Leonard Bernstein
Trio for Violin, Violoncello and Piano

Bernstein was born in Lawrence, Massachusetts on August 25, 1918, and died in New York City on October 14, 1990.

Leonard Bernstein was classical music’s version of a five-tool player: conductor, composer, pianist, songwriter and educator. Although he enrolled at Harvard with the intent of becoming a concert pianist, encounters with Dimitri Mitropoulos and Aaron Copland shifted his attention to conducting and composition. “There wasn’t much to teach him,” confessed composition professor Walter Piston. “He knew it all by instinct.”

Bernstein’s earliest surviving composition is this 1937 piano trio, written for pianist Mildred Spiegel, a childhood friend and Harvard classmate. The work exhibits a wide variety of influences, at times foreshadowing Bernstein’s mature compositional style. The opening movement incorporates a fugue said to have been deemed “inappropriate” by Piston when Bernstein had previously submitted it as a counterpoint assignment. The opening of the brief, playful second movement later found its way into Bernstein’s Broadway musical On the Town. The finale begins slowly before recalling the first movement’s fugue theme and finally launching into an Eastern European–style folk dance.

After initial performances by Spiegel and her colleagues, the trio disappeared into Bernstein’s archives: it remained unpublished and unrecorded during his lifetime.

Victor Ewald
Brass Quintet No. 3 in D♭ major, Op. 7

Victor Vladimirovich Ewald was born November 27, 1860, in St. Petersburg, where he died on April 16, 1935.

Between 1848 and 1850, Frenchman Jean-François-Victor Bellon (1795–1869) composed a dozen brass quintets, but these languished in obscurity for 150 years. Thus Victor Ewald, a Russian composer of German heritage, came to be acknowledged as the father of the brass quintet. Born in St. Petersburg, where he studied cello and composition at that city’s conservatory, Ewald maintained a “day job” as a successful professor of civil engineering while playing cello in an ensemble organized by Mitrofan Belyayev (a violist, timber merchant and music publisher) and widely recognized as the most influential string quartet in Russia.

Around 1888, Ewald — who also played cornet, horn and tuba — composed a quintet in A♭ major for five brass instruments. His B♭-minor quintet debuted a couple years later and became the first — and only — one of Ewald’s four quintets to be published (by Belyayev) during the composer’s lifetime. Ewald returned to the form some 15 years later, composing an E♭-major quintet, followed (around 1912) by a final quintet in D♭ major (known as “No. 3”).
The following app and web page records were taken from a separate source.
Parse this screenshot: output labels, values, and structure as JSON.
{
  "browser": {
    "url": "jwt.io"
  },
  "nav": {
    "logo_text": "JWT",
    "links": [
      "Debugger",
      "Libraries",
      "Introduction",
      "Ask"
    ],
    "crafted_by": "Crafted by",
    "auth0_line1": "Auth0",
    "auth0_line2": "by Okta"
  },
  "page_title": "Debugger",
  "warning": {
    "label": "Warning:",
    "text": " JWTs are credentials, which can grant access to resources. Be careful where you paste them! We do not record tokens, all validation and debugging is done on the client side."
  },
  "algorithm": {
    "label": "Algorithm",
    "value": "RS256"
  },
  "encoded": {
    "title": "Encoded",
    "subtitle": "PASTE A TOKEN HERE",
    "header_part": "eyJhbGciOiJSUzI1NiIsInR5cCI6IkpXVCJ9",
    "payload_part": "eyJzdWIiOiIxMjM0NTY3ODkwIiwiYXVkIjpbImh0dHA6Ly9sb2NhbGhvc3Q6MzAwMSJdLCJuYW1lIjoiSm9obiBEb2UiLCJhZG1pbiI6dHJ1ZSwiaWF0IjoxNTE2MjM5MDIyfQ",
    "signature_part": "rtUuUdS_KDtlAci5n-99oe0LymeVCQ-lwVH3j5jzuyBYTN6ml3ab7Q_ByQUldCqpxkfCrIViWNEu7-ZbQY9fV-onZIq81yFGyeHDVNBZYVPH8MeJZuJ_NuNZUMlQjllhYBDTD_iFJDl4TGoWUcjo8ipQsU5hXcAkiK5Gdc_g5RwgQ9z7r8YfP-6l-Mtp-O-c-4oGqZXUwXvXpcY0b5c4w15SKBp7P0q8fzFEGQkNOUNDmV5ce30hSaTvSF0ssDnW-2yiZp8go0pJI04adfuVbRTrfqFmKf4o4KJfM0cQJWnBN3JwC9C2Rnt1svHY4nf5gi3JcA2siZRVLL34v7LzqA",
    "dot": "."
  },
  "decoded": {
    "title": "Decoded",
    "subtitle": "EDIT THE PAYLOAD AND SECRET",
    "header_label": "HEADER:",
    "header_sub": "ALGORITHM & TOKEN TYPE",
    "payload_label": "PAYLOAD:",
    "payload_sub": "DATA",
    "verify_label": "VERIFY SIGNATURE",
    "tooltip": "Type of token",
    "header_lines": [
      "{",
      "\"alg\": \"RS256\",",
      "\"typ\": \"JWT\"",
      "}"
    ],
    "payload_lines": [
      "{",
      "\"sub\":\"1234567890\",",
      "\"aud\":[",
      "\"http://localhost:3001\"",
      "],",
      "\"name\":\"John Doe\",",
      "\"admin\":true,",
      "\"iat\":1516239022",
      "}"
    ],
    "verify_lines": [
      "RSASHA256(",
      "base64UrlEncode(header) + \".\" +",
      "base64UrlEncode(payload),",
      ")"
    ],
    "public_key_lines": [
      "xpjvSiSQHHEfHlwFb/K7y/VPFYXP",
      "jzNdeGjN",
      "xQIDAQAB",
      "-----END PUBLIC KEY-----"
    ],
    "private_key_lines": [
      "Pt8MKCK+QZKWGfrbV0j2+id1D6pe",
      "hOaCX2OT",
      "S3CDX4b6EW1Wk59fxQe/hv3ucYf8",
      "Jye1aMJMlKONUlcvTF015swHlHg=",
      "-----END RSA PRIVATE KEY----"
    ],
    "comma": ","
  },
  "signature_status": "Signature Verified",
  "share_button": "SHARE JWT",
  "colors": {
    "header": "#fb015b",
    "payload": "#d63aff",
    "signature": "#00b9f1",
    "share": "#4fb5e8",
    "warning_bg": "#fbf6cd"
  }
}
Ewald created these works for an ensemble consisting of two cornets, a rotary-valve alto horn, a rotary-valve tenor horn and tuba, but today they are generally performed by the standard brass quintet, substituting French horn and trombone for the alto and tenor horns.

Jeff Eldridge